▶ TASK INSTRUCTIONS:
Wherever the word "field" occurs in the listing, copy the whole line.

** Opening EXTRACTED DATA block **

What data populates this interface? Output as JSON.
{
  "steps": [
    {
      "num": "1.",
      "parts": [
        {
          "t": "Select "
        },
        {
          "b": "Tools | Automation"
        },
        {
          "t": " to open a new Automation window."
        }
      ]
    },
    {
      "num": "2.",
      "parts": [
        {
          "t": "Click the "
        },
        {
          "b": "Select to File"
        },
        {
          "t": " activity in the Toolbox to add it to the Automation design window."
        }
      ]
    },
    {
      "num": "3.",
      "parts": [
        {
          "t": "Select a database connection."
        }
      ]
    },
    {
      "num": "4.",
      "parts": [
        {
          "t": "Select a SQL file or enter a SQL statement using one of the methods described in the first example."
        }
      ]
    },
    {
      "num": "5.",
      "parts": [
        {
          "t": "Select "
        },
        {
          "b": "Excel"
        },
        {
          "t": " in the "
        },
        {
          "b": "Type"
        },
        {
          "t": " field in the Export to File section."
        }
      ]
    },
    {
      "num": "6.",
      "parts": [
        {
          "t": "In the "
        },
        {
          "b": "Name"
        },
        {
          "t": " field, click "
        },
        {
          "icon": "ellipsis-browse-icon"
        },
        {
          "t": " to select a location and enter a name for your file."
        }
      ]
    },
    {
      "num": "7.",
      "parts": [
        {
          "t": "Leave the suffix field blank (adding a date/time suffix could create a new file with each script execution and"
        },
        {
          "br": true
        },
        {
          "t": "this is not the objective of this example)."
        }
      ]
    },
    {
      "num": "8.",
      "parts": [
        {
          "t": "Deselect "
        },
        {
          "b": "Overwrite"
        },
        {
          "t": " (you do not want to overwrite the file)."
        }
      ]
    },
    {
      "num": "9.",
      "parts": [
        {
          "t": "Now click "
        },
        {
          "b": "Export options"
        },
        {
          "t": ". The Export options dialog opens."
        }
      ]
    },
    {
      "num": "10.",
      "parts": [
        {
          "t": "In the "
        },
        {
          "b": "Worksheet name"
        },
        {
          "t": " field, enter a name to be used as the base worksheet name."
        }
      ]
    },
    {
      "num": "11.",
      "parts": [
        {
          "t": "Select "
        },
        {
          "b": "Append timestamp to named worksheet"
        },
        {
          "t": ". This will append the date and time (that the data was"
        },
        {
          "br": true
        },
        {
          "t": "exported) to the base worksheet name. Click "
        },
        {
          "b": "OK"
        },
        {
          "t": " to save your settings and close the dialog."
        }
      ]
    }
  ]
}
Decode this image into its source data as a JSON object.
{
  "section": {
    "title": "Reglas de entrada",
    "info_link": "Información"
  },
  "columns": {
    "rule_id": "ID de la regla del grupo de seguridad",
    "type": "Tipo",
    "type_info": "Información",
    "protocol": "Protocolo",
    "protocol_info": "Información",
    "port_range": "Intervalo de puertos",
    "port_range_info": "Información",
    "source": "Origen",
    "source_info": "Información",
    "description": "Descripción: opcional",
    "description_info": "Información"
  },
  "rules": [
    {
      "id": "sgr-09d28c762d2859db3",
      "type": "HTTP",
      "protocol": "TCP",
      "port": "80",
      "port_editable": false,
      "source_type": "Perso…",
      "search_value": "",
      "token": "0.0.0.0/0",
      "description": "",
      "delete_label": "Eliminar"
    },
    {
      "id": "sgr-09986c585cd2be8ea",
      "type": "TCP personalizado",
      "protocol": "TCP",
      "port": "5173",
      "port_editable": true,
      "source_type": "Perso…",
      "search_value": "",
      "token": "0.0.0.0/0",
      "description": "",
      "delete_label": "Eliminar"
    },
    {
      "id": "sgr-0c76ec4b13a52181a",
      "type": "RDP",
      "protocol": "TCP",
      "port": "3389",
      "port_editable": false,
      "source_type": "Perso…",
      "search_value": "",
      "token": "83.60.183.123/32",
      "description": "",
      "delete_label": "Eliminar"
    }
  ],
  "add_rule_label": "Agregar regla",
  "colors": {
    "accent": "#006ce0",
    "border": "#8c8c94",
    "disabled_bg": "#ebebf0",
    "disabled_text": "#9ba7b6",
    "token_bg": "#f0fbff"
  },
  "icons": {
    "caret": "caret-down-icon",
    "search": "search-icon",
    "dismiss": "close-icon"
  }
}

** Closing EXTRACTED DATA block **

▶ PROBLEM SOLUTION:
          "t": " field in the Export to File section."
          "t": " field, click "
          "t": "Leave the suffix field blank (adding a date/time suffix could create a new file with each script execution and"
          "t": " field, enter a name to be used as the base worksheet name."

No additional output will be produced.